Prisoner Solidarity Network has been made aware of the ongoing harassment and separation of first language Welsh speakers by staff at HMP Berwyn in North Wales. The issue received widespread media attention last year after an Independent Monitoring Board (IMB) report outlined discrimination against native Welsh speakers inside the prison. The IMB, and subsequent accounts, have reported that Welsh language speakers have been threatened with sanctions by English speaking guards, denied access to interpreters at disciplinary panels, and been fired from jobs within the prison for speaking Welsh. Despite official criticisms by the IMB, Welsh Affairs Committee and Welsh Language Commissioner, we continue to receive grievances from inside and are looking to apply pressure on the administration at Berwyn.

Approximately 866,600 people in Wales speak Welsh, many as a first language. Despite legislation mandating the equality of the English and Welsh languages within the Welsh prison estate, Welsh language speakers have been subject to longstanding discrimination, both within HMP Berwyn and the broader estate. The denial of language rights, it should be said, is far from the only problem at Berwyn. The prison was opened in 2017, allegedly as a flagship model for a new rehabilitative approach to imprisonment. Within less than two years however former governor Russ Trent was suspended following undisclosed allegations and several former staff members have since been prosecuted and imprisoned for their behaviour at work. Conditions have deteriorated further since Trent’s replacement by Nick Leader, a figure exposed in 2011 for manipulating prison transfers to evade scrutiny during inspections, leading to the death by suicide of Christopher Wardally in 2009. Since Leader’s appointment, Berwyn has experienced the highest growth rates of violence and self-harm in the Welsh prison estate.

If the Berwyn remains incapable of retaining its Welsh-speaking staff, that’s not the prisoners’ problem. They must be permitted to speak their own language, whether the staff can understand them or not.

We’re demanding that the threats, separation and sanctions of Welsh-speaking prisoners at HMP Berwyn, and across the whole prison estate, stops. In particular, we demand:

  • An end to the threats and punishment of Welsh speakers
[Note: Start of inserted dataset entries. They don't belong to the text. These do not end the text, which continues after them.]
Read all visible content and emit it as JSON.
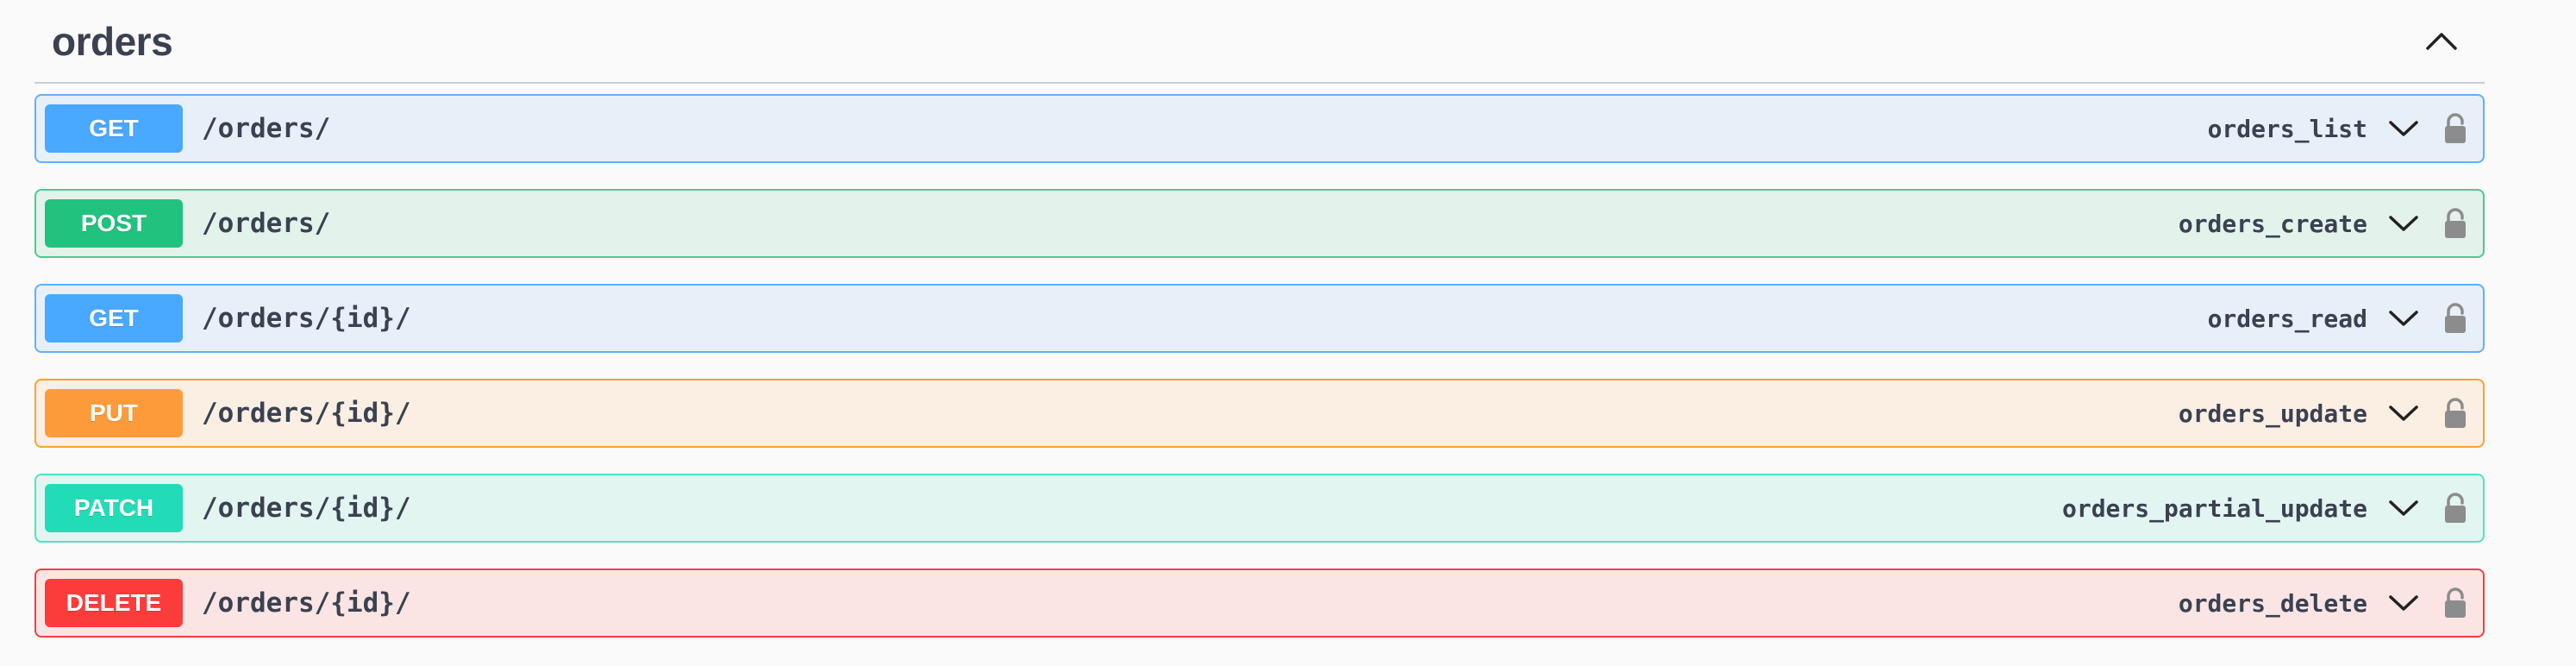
{
  "tag": {
    "title": "orders"
  },
  "operations": [
    {
      "method": "GET",
      "path": "/orders/",
      "operation_id": "orders_list",
      "color": "#49a8ff",
      "bg": "#e7f0f8",
      "border": "#61affe"
    },
    {
      "method": "POST",
      "path": "/orders/",
      "operation_id": "orders_create",
      "color": "#21c27e",
      "bg": "#e3f3ec",
      "border": "#49cc90"
    },
    {
      "method": "GET",
      "path": "/orders/{id}/",
      "operation_id": "orders_read",
      "color": "#49a8ff",
      "bg": "#e7f0f8",
      "border": "#61affe"
    },
    {
      "method": "PUT",
      "path": "/orders/{id}/",
      "operation_id": "orders_update",
      "color": "#fd9b3b",
      "bg": "#fbefe4",
      "border": "#fca130"
    },
    {
      "method": "PATCH",
      "path": "/orders/{id}/",
      "operation_id": "orders_partial_update",
      "color": "#22dcb8",
      "bg": "#e2f5f1",
      "border": "#50e3c2"
    },
    {
      "method": "DELETE",
      "path": "/orders/{id}/",
      "operation_id": "orders_delete",
      "color": "#fc3c3b",
      "bg": "#fae5e4",
      "border": "#f93e3e"
    }
  ],
  "icons": {
    "collapse": "chevron-up-icon",
    "expand": "chevron-down-icon",
    "auth": "lock-icon"
  }
}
  • An end to the isolation and separation of Welsh speakers

  • An end to the delays in access to Welsh language letters

  • Access to Welsh-language media for Welsh speakers